**INPUT DATA:**

• • • • • • •

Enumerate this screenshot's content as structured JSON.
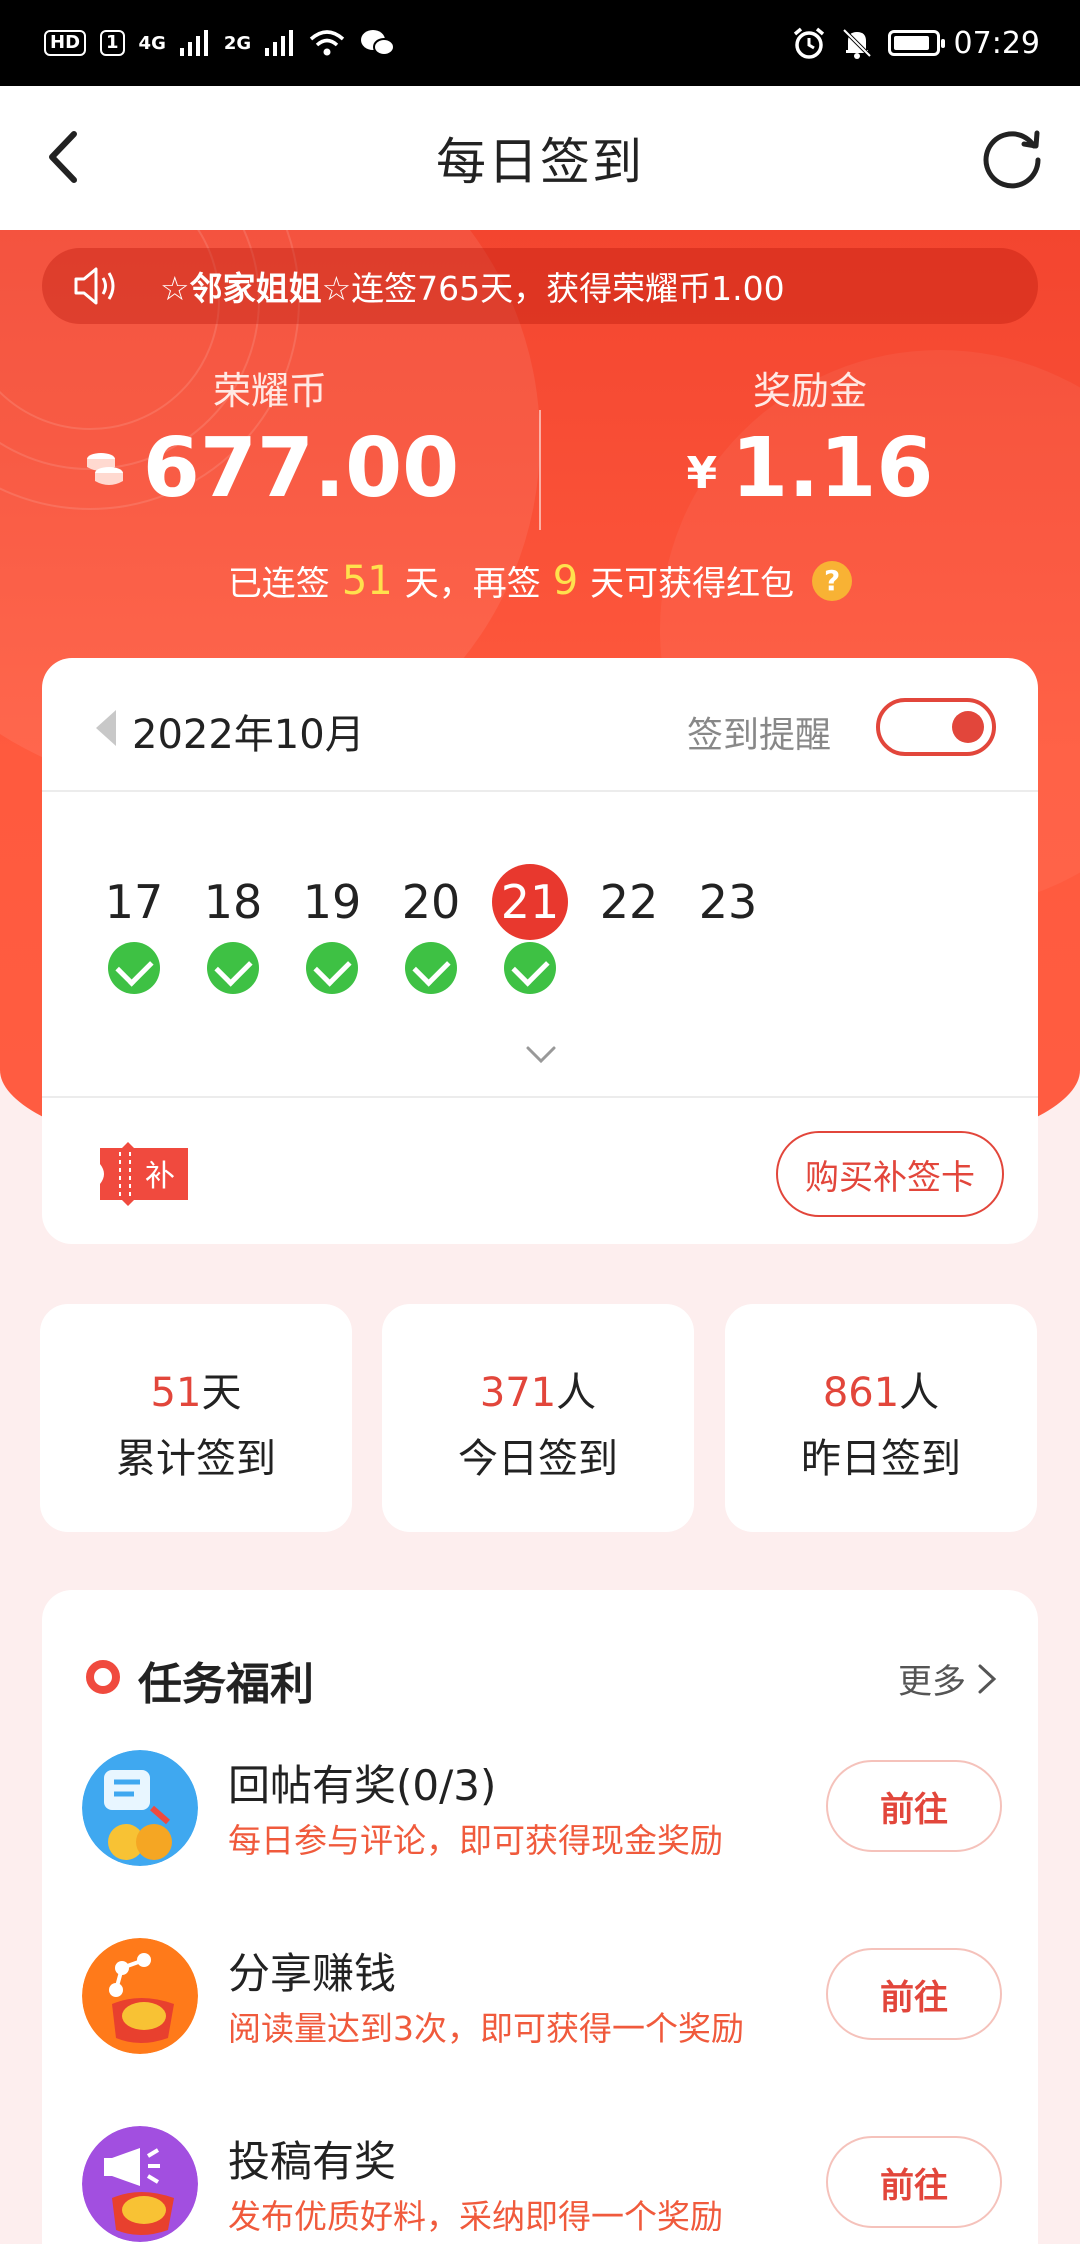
{
  "status_bar": {
    "hd": "HD",
    "sim1": "1",
    "net1": "4G",
    "net2": "2G",
    "time": "07:29"
  },
  "nav": {
    "title": "每日签到"
  },
  "marquee": {
    "name": "☆邻家姐姐☆",
    "text": "连签765天，获得荣耀币1.00"
  },
  "stats_top": {
    "coins_label": "荣耀币",
    "coins_value": "677.00",
    "bonus_label": "奖励金",
    "bonus_currency": "¥",
    "bonus_value": "1.16"
  },
  "streak": {
    "prefix": "已连签",
    "days": "51",
    "mid": "天，再签",
    "remaining": "9",
    "suffix": "天可获得红包",
    "help": "?"
  },
  "calendar": {
    "month": "2022年10月",
    "remind_label": "签到提醒",
    "remind_on": true,
    "days": [
      {
        "num": "17",
        "checked": true,
        "today": false
      },
      {
        "num": "18",
        "checked": true,
        "today": false
      },
      {
        "num": "19",
        "checked": true,
        "today": false
      },
      {
        "num": "20",
        "checked": true,
        "today": false
      },
      {
        "num": "21",
        "checked": true,
        "today": true
      },
      {
        "num": "22",
        "checked": false,
        "today": false
      },
      {
        "num": "23",
        "checked": false,
        "today": false
      }
    ],
    "buy_card_label": "购买补签卡",
    "makeup_icon_text": "补"
  },
  "summary": [
    {
      "value": "51",
      "unit": "天",
      "label": "累计签到"
    },
    {
      "value": "371",
      "unit": "人",
      "label": "今日签到"
    },
    {
      "value": "861",
      "unit": "人",
      "label": "昨日签到"
    }
  ],
  "tasks": {
    "title": "任务福利",
    "more": "更多",
    "items": [
      {
        "name": "回帖有奖(0/3)",
        "desc": "每日参与评论，即可获得现金奖励",
        "button": "前往"
      },
      {
        "name": "分享赚钱",
        "desc": "阅读量达到3次，即可获得一个奖励",
        "button": "前往"
      },
      {
        "name": "投稿有奖",
        "desc": "发布优质好料，采纳即得一个奖励",
        "button": "前往"
      }
    ]
  },
  "colors": {
    "accent": "#e2463b",
    "hero_red": "#f3452f",
    "check_green": "#3ec144",
    "highlight_yellow": "#ffe14d"
  }
}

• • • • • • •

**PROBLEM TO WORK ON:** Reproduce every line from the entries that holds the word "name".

**PROBLEM SOLUTION:**
    "name": "☆邻家姐姐☆",
        "name": "回帖有奖(0/3)",
        "name": "分享赚钱",
        "name": "投稿有奖",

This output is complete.